“Instead of just working a typical job, you can start something for yourself,” says Dominic Samoraj, owner of Nic of Timing and CompeTENT. Samoraj and his classmates, Patrick Penfield and Michael Spicer, are hosting the Young Entrepreneur Business Fair to showcase their wares May 21 at Baker High School.
By Ashley M. Casey
Many teenagers aren’t sure what they’ll study in college, let alone what they’ll be doing for a living later on. But a group of area high school students are coming together to showcase the businesses they’ve started.
Baker High School senior Patrick Penfield, owner of Penfield Antiques and American Watch Co., is hosting the Young Entrepreneur Business Fair on May 21 in the Baker cafeteria. Penfield and two other young Baldwinsville business owners, Michael Spicer and Dominic Samoraj, sat down with the Messenger to talk about the fair and what it’s like to be a teen entrepreneur.

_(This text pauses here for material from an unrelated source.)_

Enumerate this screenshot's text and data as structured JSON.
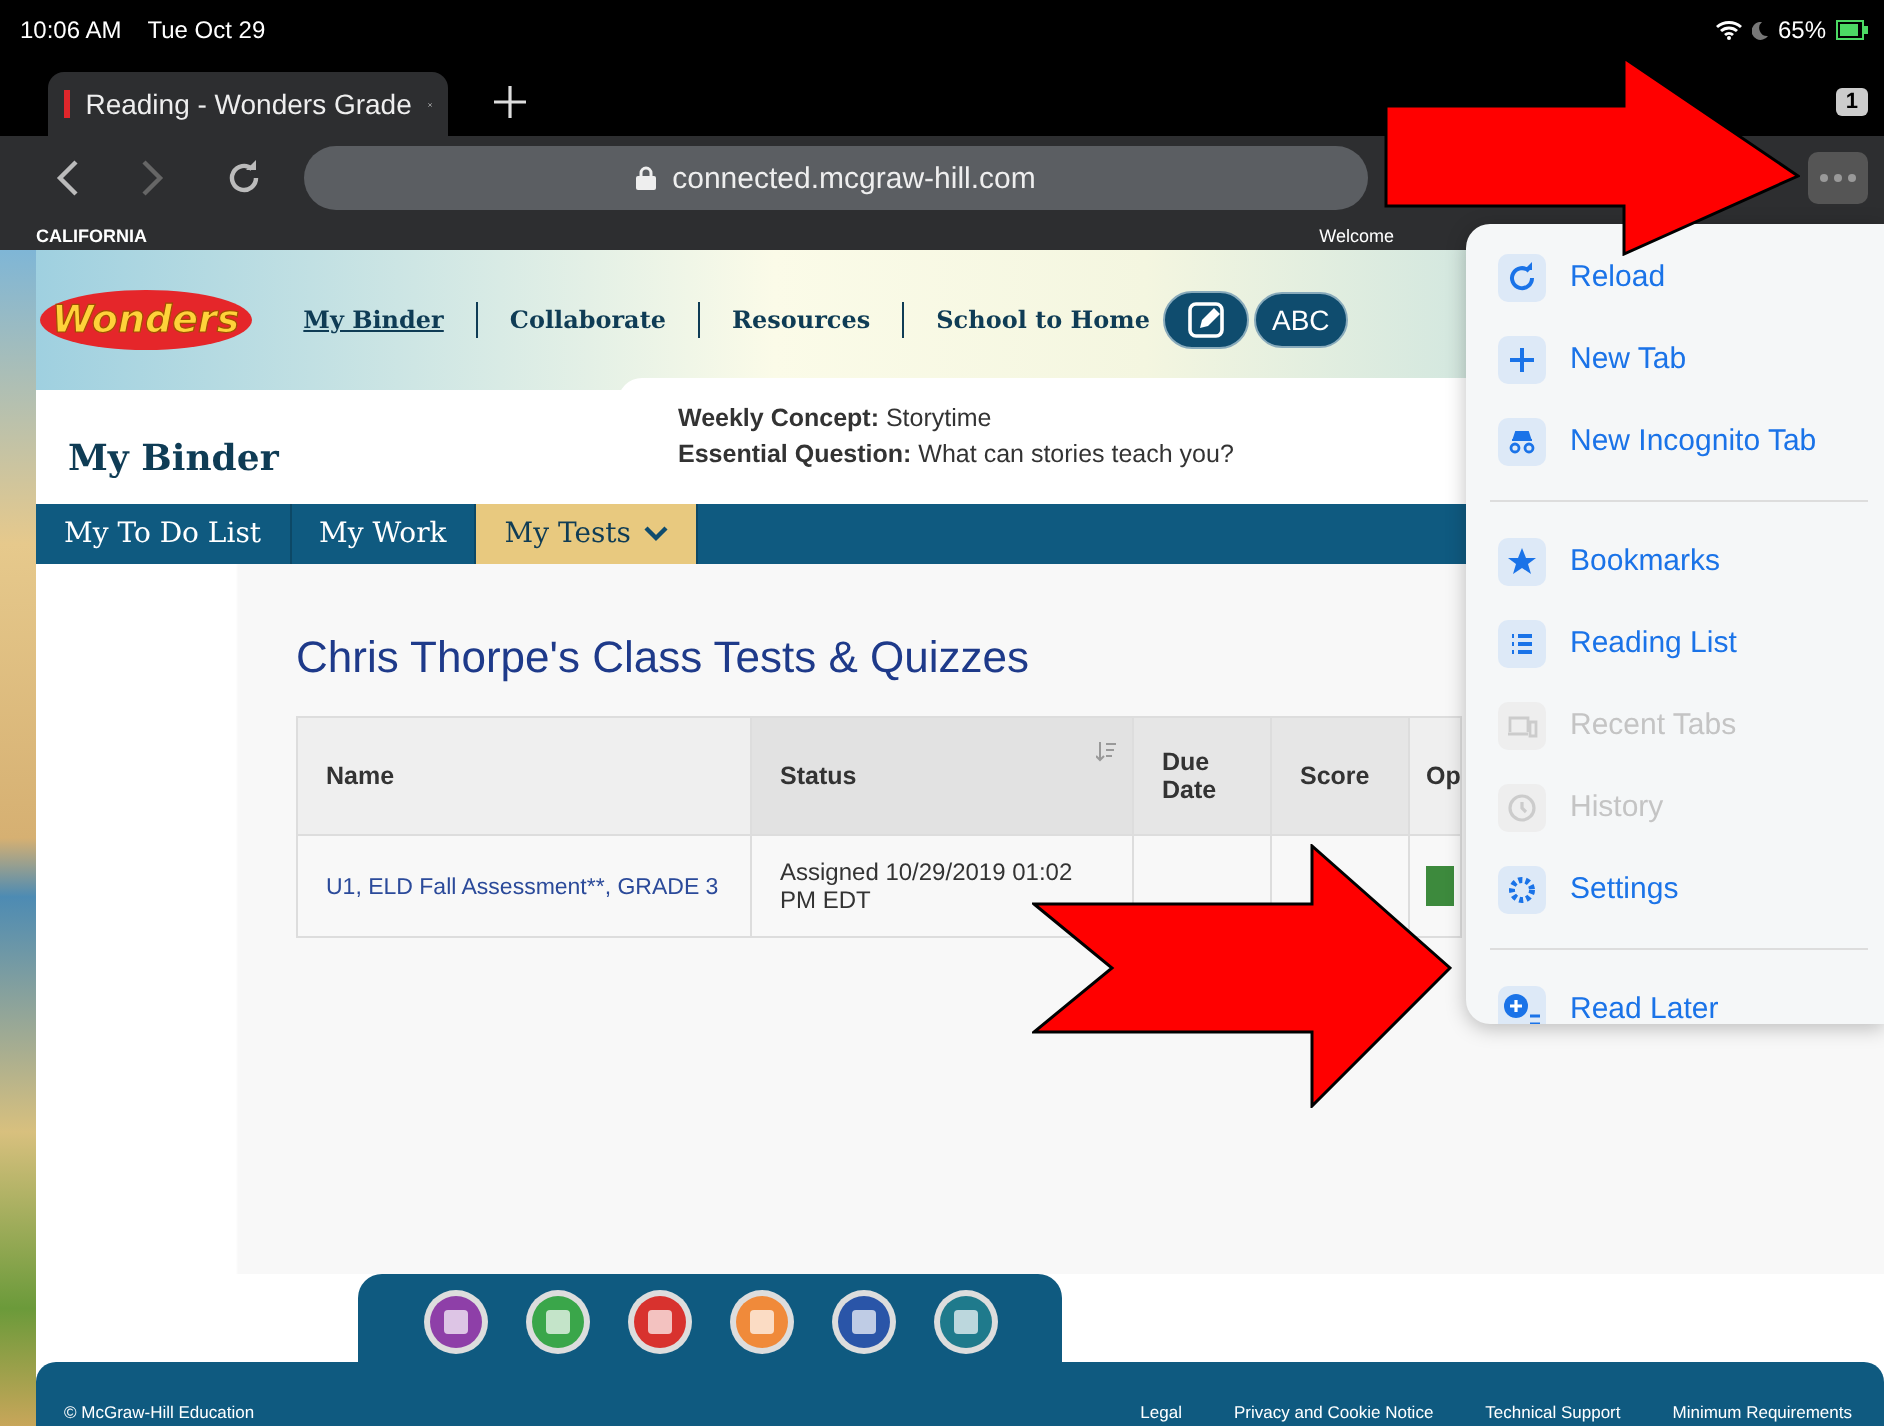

Penfield said he has invited more than two dozen young business owners from Baker, Cicero-North Syracuse, Central Square, Marcellus, Fulton and West Genesee high schools to participate in the event, which is meant to promote the idea of entrepreneurship.
“It’s kind of just to show off the accomplishments of other kids in the area,” said Spicer, who owns Dunbar Maple.
Penfield said the event is also about networking and “exposure to the real world” for local startups.
“It’s hard to own a business in the state of New York, especially being young,” Penfield said. “It’s hard to compete with other businesses.”
Samoraj, owner of Nic of Timing and CompeTENT, said his parents’ ventures gave him a natural entry into the business world. Mike and Michelle Samoraj own Willow Health and Wellness Center; they operate the Greater Baldwinsville and Camillus Farmers Market and manage numerous race events throughout the year. Dominic Samoraj began timing races for his parents’ events, and Nic of Timing was born.
“Instead of just working a typical job, you can start something for yourself,” Samoraj said. “[Other students] can see, ‘Here are kids that actually did that.’”
Samoraj said he has learned from his father’s trial-and-error path to success.
“He had a lot of failures and he had a lot of different experiences that he has been able to share with me,” he said.
Like Samoraj, Penfield and Spicer recognized that the support of their families has been integral to their success. Spicer, who founded Dunbar Maple in 2010 at the age of 11, said his mother “lets me use the yard for whatever I need.” Spicer’s tinkering has paid off: In 2012, the New York State Maple Producers Association gave him the NYS Young Maple Sugarmaker award. Dunbar Maple has grown from six taps to more than 100, and Spicer plans to expand his product line with maple cream, candy, barbecue sauce and vinaigrette.
“We’re thinking about tapping into the running side of things,” Spicer added. He is looking into creating an energy gel, or a carbohydrate supplement, for marathon runners and other athletes.
“We’re all really lucky to have parents that let us try new things instead of telling us, ‘Just go out and get a job,’” Penfield said.
The three moguls in the making had some advice for budding young entrepreneurs.
Samoraj warned not to “get a big head” and to keep prices affordable when starting out. Young people have to work a bit harder to establish their businesses.
“If you want people to take you seriously, you need to take yourself seriously,” he said. “Be professional about it and show them that you understand you are an upcoming business.”
Spicer said it may be cliché, but the phrase “‘Anything is possible’ is truly a reality.”
“It’s easier than you think,” Penfield said of starting a business.
The Young Entrepreneur Business Fair takes place from 10 a.m. to 2 p.m. Sunday, May 21, at Baker High School, 29 E. Oneida St., Baldwinsville. Admission is $1 and proceeds go toward a business scholarship.
Ashley M. Casey is a reporter for The Baldwinsville Messenger and The Eagle Star-Review. She graduated from Le Moyne College in 2012 and previously worked for the Scotsman Press.